Here Andre’ Mannini, operations director for M Restaurants, who helped devise and implement the scheme explains what he hopes it can achieve.
Why is this ‘M-indful’ days initiative so important to you?
Throughout the years of my career I have understood how important good leadership and being people-focused is in our business, this is another step towards bettering our industry and I am delighted to be in a company that supports me and allows me to pioneer it.
How did you come up with the idea?
Funnily enough it was prompted by a manager who called in sick a couple of times and it was clearly due to hungover – instead of reacting angrily and with the veiled resentment that would normally characterise such situations, I tried to see it from his point of view and felt that probably he was the person that was feeling more dispirited from it. So, I thought if we give all some days to use for anything they like, we will obtain the same result (fully paid non-working days) but without the negative feelings.
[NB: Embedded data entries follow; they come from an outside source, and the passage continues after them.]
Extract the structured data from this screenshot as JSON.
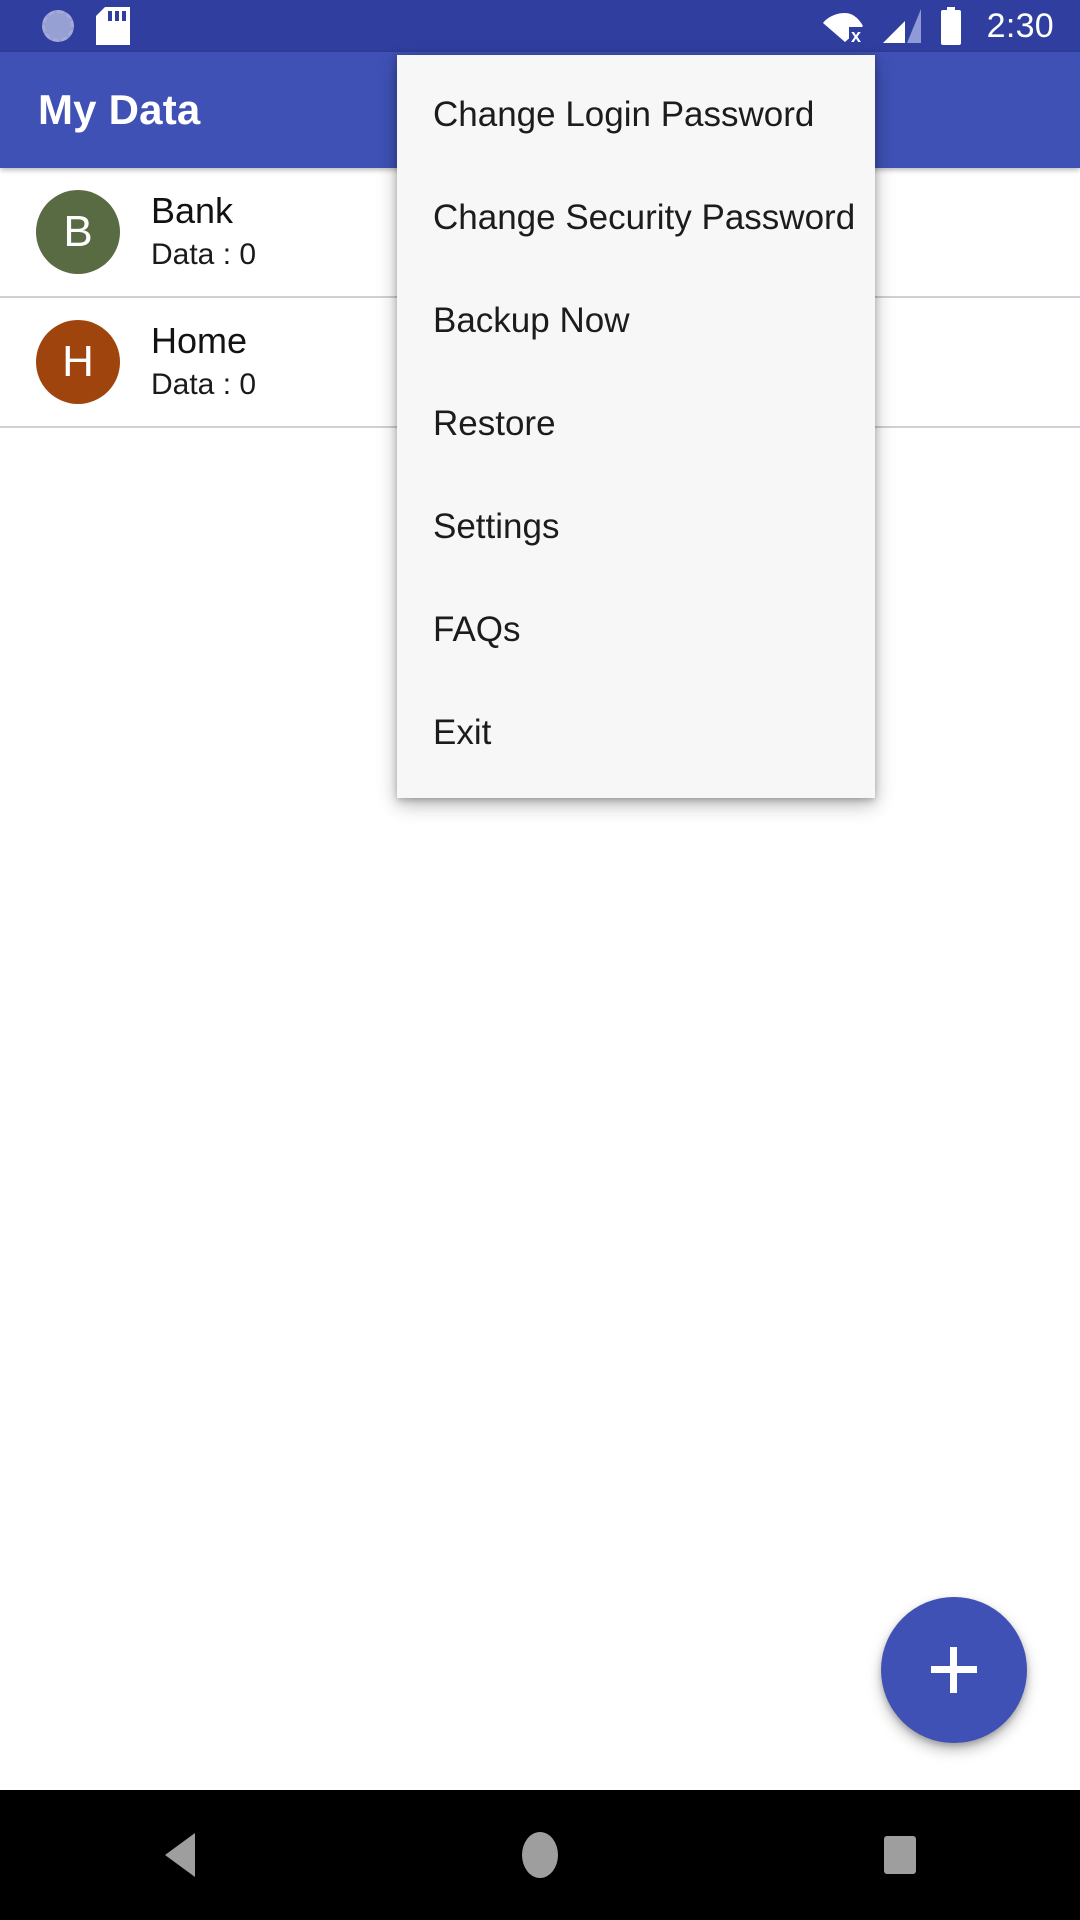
{
  "status_bar": {
    "time": "2:30",
    "background_color": "#303f9f",
    "icons_left": [
      "sync-icon",
      "sd-card-icon"
    ],
    "icons_right": [
      "wifi-off-icon",
      "cellular-signal-icon",
      "battery-full-icon"
    ]
  },
  "app_bar": {
    "title": "My Data",
    "background_color": "#3f51b5",
    "text_color": "#ffffff"
  },
  "list": {
    "rows": [
      {
        "initial": "B",
        "title": "Bank",
        "subtitle": "Data : 0",
        "avatar_color": "#586b42"
      },
      {
        "initial": "H",
        "title": "Home",
        "subtitle": "Data : 0",
        "avatar_color": "#a0440e"
      }
    ]
  },
  "overflow_menu": {
    "background_color": "#f7f7f7",
    "items": [
      {
        "label": "Change Login Password"
      },
      {
        "label": "Change Security Password"
      },
      {
        "label": "Backup Now"
      },
      {
        "label": "Restore"
      },
      {
        "label": "Settings"
      },
      {
        "label": "FAQs"
      },
      {
        "label": "Exit"
      }
    ]
  },
  "fab": {
    "icon": "plus-icon",
    "color": "#3f51b5"
  },
  "nav_bar": {
    "background_color": "#000000",
    "buttons": [
      "back-icon",
      "home-icon",
      "recents-icon"
    ]
  }
}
A no brainer!
And for those who are too tough to use any, there is alternative reward as they will get them paid at the end of the year or added to their holiday allowance.
How dangerous and worrying do you think stress and mental health is working in the restaurant sector?
It is certainly a tough industry, but it’s in good company. Other sectors are known for long hours (law), or are physically exhausting (all manual labourers) or have stress levels off the scale within the workforce (eg stock market). We probably have a bit of all of those challenges combined, especially for the less skilled workforce.
Hospitality has suffered historically from bullying and mistreatment of the novices from the more senior personnel in a manner that closely resembles the same awful practices in the army. For many of us this has been a training ground and certainly helps to develop ‘a tough skin’ but for others it was the cause of great mental distress.
I am confident it is not the only way and we, together with many other companies that have the same modern approach, are the proof that there is another way and that development and learning need not to be linked to strict hierarchy, overworking and tough conditions.
Unfortunately, such practices are hard to die – and this is not helped by the popularisation (and promotion!) of victimisation from certain celebrity chefs as it makes it look ‘cool’ to be horrible to people. It only hinders, as it continues to fuel the stereotype in a vicious cycle.
How do you hope the M-indful days initiative will help you and your colleagues?
It will improve their mental health because they will have another tool at their disposal to take care of themselves. I love the fact that it removes the resentment element and the need of using sickness excuses when someone is simply in need of some rest or recovery.
I also like the fact that the extra perk comes with a shift or responsibility – no manager will want to be notified of a M-indful day five minute before starting time, so in a way it incentivises good planning and a more responsible and mature behaviour.
Would you like to see other restaurants/groups introduce a similar scheme?
I am a firm believer than our industry needs to change and better itself to become appealing to the newer generations and to continue to nurture talent – but it needs to align itself to other more forward-thinking fields and bring the focus back to the people.
I like to say and hope that a silent revolution is taking place, partly fuelled by the way ‘millennials’ are, as well as Brexit and the challenges of recruitment – but at the core there is a desire to change, to improve, to become smarter and thought-provoking businesses.
If in the future M-indful days will become a standard or even the law in the UK – I will be pleased to have played a small part in bringing progress to the hospitality world!